Although it is completely okay to offer your artist gifts instead of cold hard cash, it is not okay to offer them services or advice in the place of their original payment. Bartering a deal with an artist is not only an awkward conversation to have, but it comes off as very disrespectful and downright offensive.
So if an artist, who is your friend, decided to ink you if you do a favor for them like working on their car, taking a look at their advertising plan, or what not, then it is fine to strike a trade. But unless you have an explicit agreement with the artist, you shouldn’t have any expectations that you can pay with anything other than your cash.
When to Tip ann Artist?
Now, this is quite the obvious statement, but you should tip your artist after your session or after they complete your tattoo. Since your tip is a reflection of how much you love their work, it only makes sense that you only tip them after you they complete the tattoo. But if you know the artist, you can tip them after each session.
How Much Should I Tip My Tattoo Artist?

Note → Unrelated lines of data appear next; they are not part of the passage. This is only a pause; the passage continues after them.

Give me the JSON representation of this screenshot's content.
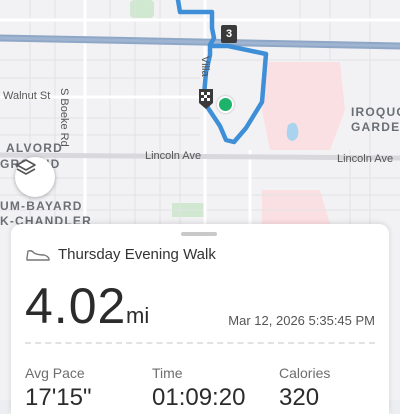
{
  "map": {
    "road_labels": {
      "walnut": "Walnut St",
      "boeke": "S Boeke Rd",
      "lincoln_left": "Lincoln Ave",
      "lincoln_right": "Lincoln Ave",
      "vertical_road": "Villa"
    },
    "area_labels": {
      "alvord_1": "ALVORD",
      "alvord_2": "GROUND",
      "bayard": "UM-BAYARD",
      "chandler": "K-CHANDLER",
      "iroquois_1": "IROQUO",
      "iroquois_2": "GARDE"
    },
    "marker_label": "3",
    "route_color": "#3f8fd8",
    "start_color": "#1db36a",
    "icons": {
      "layers": "layers-icon",
      "flag": "checkered-flag-icon",
      "shoe": "shoe-icon"
    }
  },
  "activity": {
    "title": "Thursday Evening Walk",
    "distance": "4.02",
    "distance_unit": "mi",
    "datetime": "Mar 12, 2026 5:35:45 PM",
    "stats": [
      {
        "label": "Avg Pace",
        "value": "17'15\""
      },
      {
        "label": "Time",
        "value": "01:09:20"
      },
      {
        "label": "Calories",
        "value": "320"
      }
    ]
  }
}
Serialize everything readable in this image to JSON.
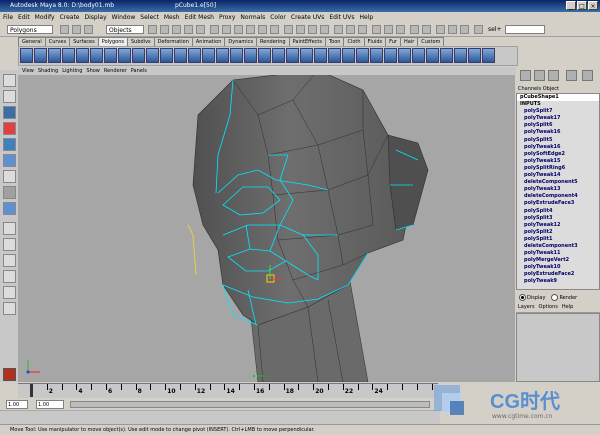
{
  "window": {
    "app_title": "Autodesk Maya 8.0: D:\\body01.mb",
    "selection_title": "pCube1.e[50]"
  },
  "menubar": {
    "items": [
      "File",
      "Edit",
      "Modify",
      "Create",
      "Display",
      "Window",
      "Select",
      "Mesh",
      "Edit Mesh",
      "Proxy",
      "Normals",
      "Color",
      "Create UVs",
      "Edit UVs",
      "Help"
    ]
  },
  "statusline": {
    "menu_set": "Polygons",
    "selection_mode": "Objects",
    "input_label": "sel+",
    "input_value": ""
  },
  "shelf": {
    "tabs": [
      "General",
      "Curves",
      "Surfaces",
      "Polygons",
      "Subdivs",
      "Deformation",
      "Animation",
      "Dynamics",
      "Rendering",
      "PaintEffects",
      "Toon",
      "Cloth",
      "Fluids",
      "Fur",
      "Hair",
      "Custom"
    ],
    "active_tab": "Polygons"
  },
  "panel_menu": [
    "View",
    "Shading",
    "Lighting",
    "Show",
    "Renderer",
    "Panels"
  ],
  "channel_box": {
    "menu_label": "Channels Object",
    "shape": "pCubeShape1",
    "inputs_label": "INPUTS",
    "nodes": [
      "polySplit7",
      "polyTweak17",
      "polySplit6",
      "polyTweak16",
      "polySplit5",
      "polyTweak16",
      "polySoftEdge2",
      "polyTweak15",
      "polySplitRing6",
      "polyTweak14",
      "deleteComponent5",
      "polyTweak13",
      "deleteComponent4",
      "polyExtrudeFace3",
      "polySplit4",
      "polySplit3",
      "polyTweak12",
      "polySplit2",
      "polySplit1",
      "deleteComponent3",
      "polyTweak11",
      "polyMergeVert2",
      "polyTweak10",
      "polyExtrudeFace2",
      "polyTweak9"
    ]
  },
  "display_mode": {
    "display": "Display",
    "render": "Render",
    "selected": "Display"
  },
  "layers_menu": [
    "Layers",
    "Options",
    "Help"
  ],
  "time_slider": {
    "tick_labels": [
      "2",
      "4",
      "6",
      "8",
      "10",
      "12",
      "14",
      "16",
      "18",
      "20",
      "22",
      "24"
    ]
  },
  "range_slider": {
    "start_time": "1.00",
    "range_start": "1.00"
  },
  "help_line": "Move Tool: Use manipulator to move object(s). Use edit mode to change pivot (INSERT). Ctrl+LMB to move perpendicular.",
  "watermark": {
    "brand": "CG时代",
    "url": "www.cgtime.com.cn"
  },
  "colors": {
    "viewport_bg": "#a6a6a6",
    "wire_highlight": "#00ffff",
    "titlebar": "#0a246a"
  }
}
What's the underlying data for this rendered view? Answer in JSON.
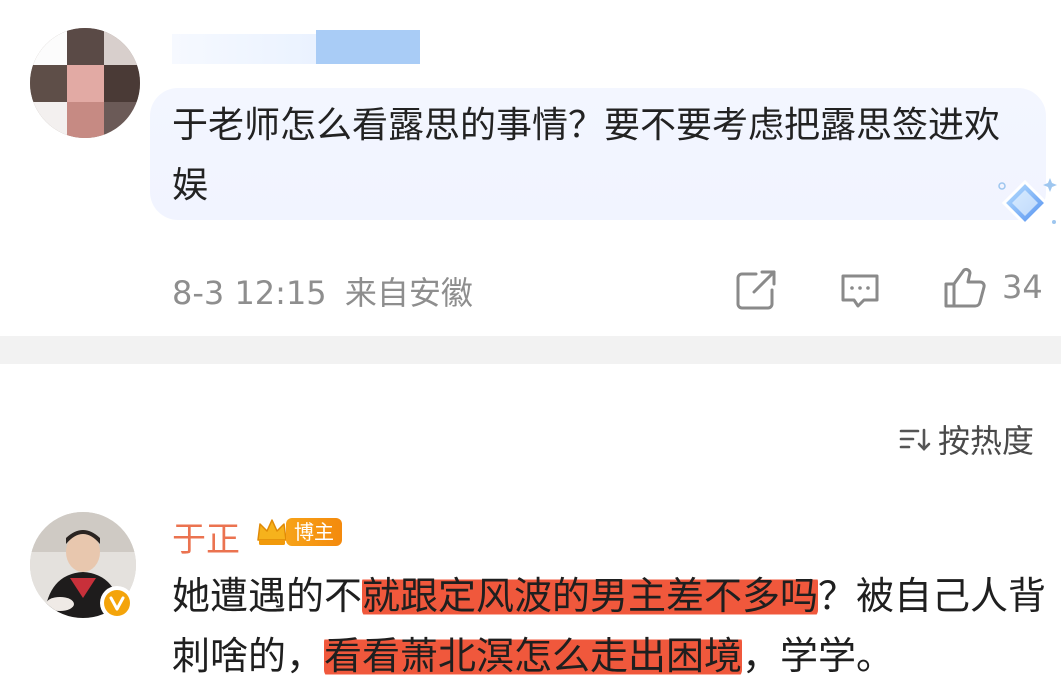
{
  "comment1": {
    "text": "于老师怎么看露思的事情？要不要考虑把露思签进欢娱",
    "timestamp": "8-3 12:15",
    "location": "来自安徽",
    "like_count": "34",
    "icons": [
      "share-icon",
      "comment-icon",
      "like-icon",
      "diamond-badge-icon"
    ]
  },
  "sort": {
    "label": "按热度",
    "icon": "sort-icon"
  },
  "comment2": {
    "author": "于正",
    "badge_label": "博主",
    "text_before": "她遭遇的不",
    "highlight1": "就跟定风波的男主差不多吗",
    "text_middle": "？被自己人背刺啥的，",
    "highlight2": "看看萧北溟怎么走出困境",
    "text_after": "，学学。",
    "verified_icon": "verified-v-icon",
    "highlight_color": "#f0583c"
  },
  "colors": {
    "author_name": "#eb7350",
    "meta_text": "#8e8e8e",
    "bubble_bg": "#f2f5ff",
    "separator": "#f2f2f2"
  }
}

A much agreed upon amount to pay your tattoo artists is 10%-20% of the total bill. But if you don’t want to get into the complications of calculating this, you can always set a pre determined amount to give to your artist.
Can I Tip Them With Gifts?

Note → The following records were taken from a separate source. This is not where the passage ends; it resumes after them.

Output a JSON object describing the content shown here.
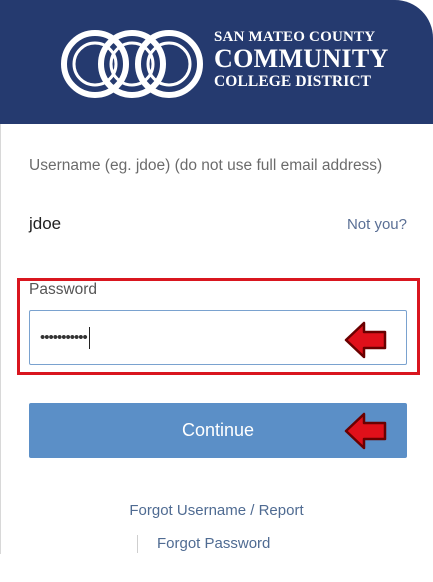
{
  "logo": {
    "line1": "SAN MATEO COUNTY",
    "line2": "COMMUNITY",
    "line3": "COLLEGE DISTRICT",
    "icon": "interlocking-rings-logo-icon"
  },
  "form": {
    "username_label": "Username (eg. jdoe) (do not use full email address)",
    "username_value": "jdoe",
    "not_you_link": "Not you?",
    "password_label": "Password",
    "password_masked": "•••••••••••",
    "continue_label": "Continue",
    "forgot_username_link": "Forgot Username / Report",
    "forgot_password_link": "Forgot Password"
  },
  "colors": {
    "header_bg": "#253a6f",
    "button_bg": "#5b8fc7",
    "highlight_border": "#d9161f",
    "annotation_arrow": "#e0101a",
    "link": "#4f6b92"
  }
}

Yes you can, but not all artists are willing to accept a gift instead of money. So unless both of you reach a mutual agreement you can expect tipping in cash.
Can I Pay For My Tattoo With Gifts or Services?
Unless you know the artist on a personal level, no you cannot. And as a client, you shouldn’t make that offer, as it is very disrespectful for the artist.
What If I Can’t Afford Tipping Them?
Tipping is and always has been optional. If you have a genuine reason why you can’t tip or feel like the quality of the ink is not up to par, you can skip tipping them. Most artists are very understanding, and do not make a big scene if you say no.
Tattoo Artists hold a very strange place in the service based worker industry. Where barbers, waiters, and cab drivers can expect the same person or a multitude of people to show up multiple times through the year, tattoo artists offer their services to people they don’t expect to see ever again throughout their career. Hence why their strange place makes a thing like tips a little more complicated than they should be.
And while tattoo artists don’t hold tipping against you, especially if you have a genuine reason, some may silently judge you. So if you do plan on getting one tattoo and never visiting the artist again, be sure to leave them at least a 15% tip. On the other hand, if you plan on visiting them again, you can leave them a smaller but still quite a sizeable tip.